Some ninjas don’t turn on their webcams. Some are too shy. Some don’t simply have webcam on their desktop.

It will be extremely hard to know if they are really fine. We cannot watch their display over the shoulder as we do during the regular session.

I had the case of one ninja.

During the 1st half of the session, I tried to ask him if he’s ok for a couple times, he kept answering that “I’m fine.” & “I understand”. (I can clearly tell that he’s confused from the tone of his voice!)

But he didn’t turn on his webcam or share the screen. I couldn’t do anything but trust his word.

After 45th min, his mom came to the microphone & ask me that “what should he do now?” Although, he didn’t turn on webcam or share screen, I knew that he was not doing anything at all for 45min!
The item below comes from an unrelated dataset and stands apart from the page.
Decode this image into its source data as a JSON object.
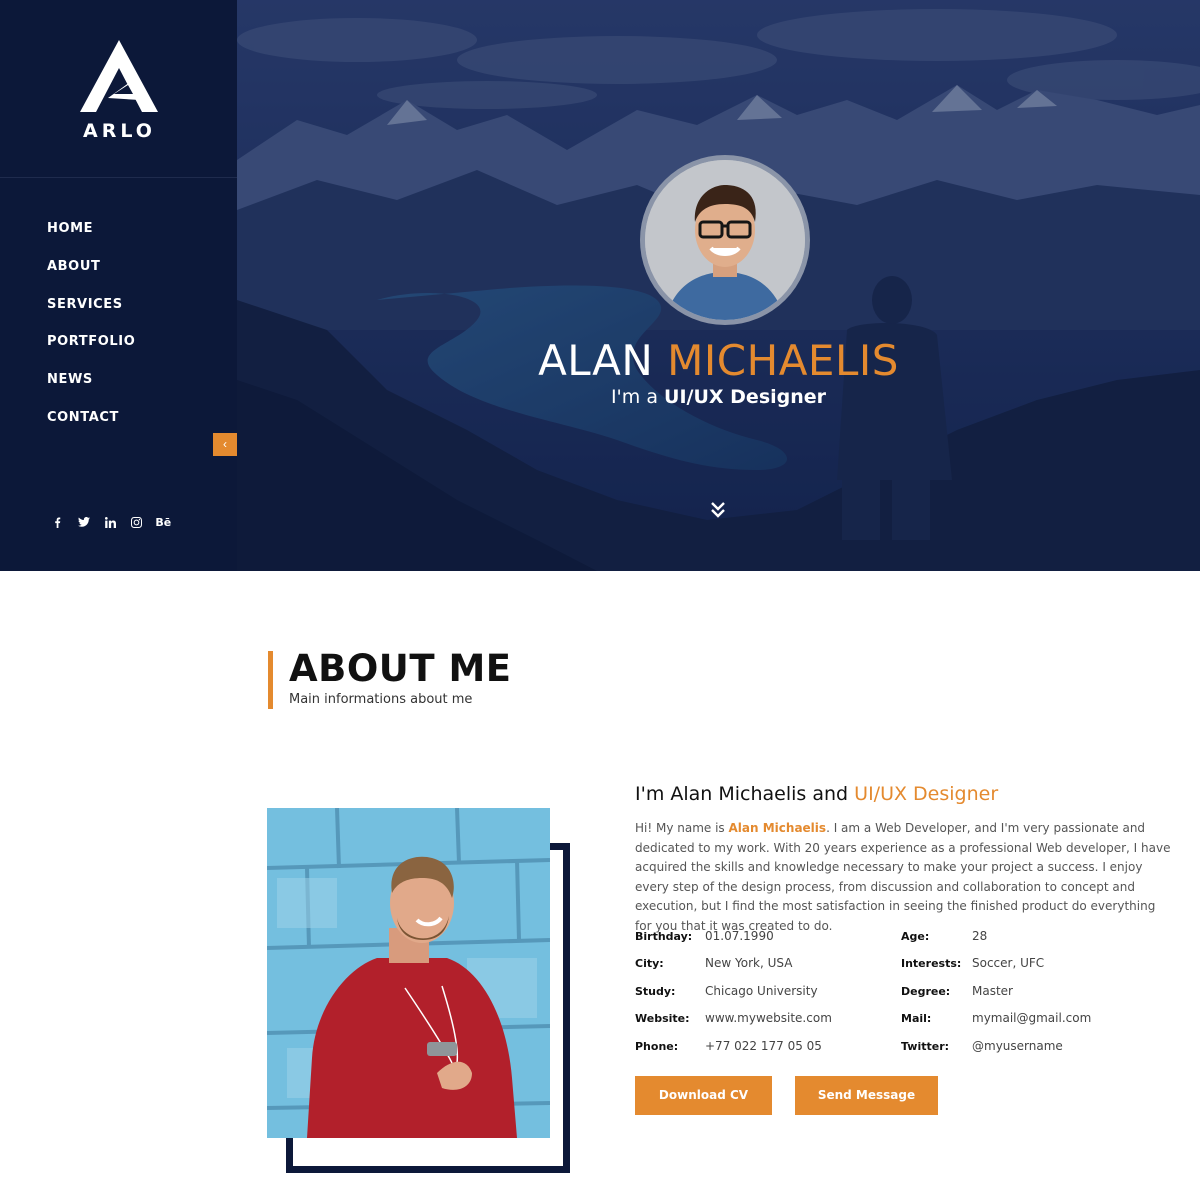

Yep… he kept answering that he’s fine. But he was confused and didn’t know what to do.

I was finally able to tell her that “it’s like any other regular dojo session that we want him to make something and do presentation at the end…” He finally start making a game in Scratch.

So it’s very difficult to handle those ninjas who is very confused.

At the end, my conclusion is the online dojo is just temporary solution in case of disaster like this.


Ninjas at CoderDojo Owari presenting his scratch work


You’re welcome to use this for blog or webinar as much as possible.

Good luck with your online dojo.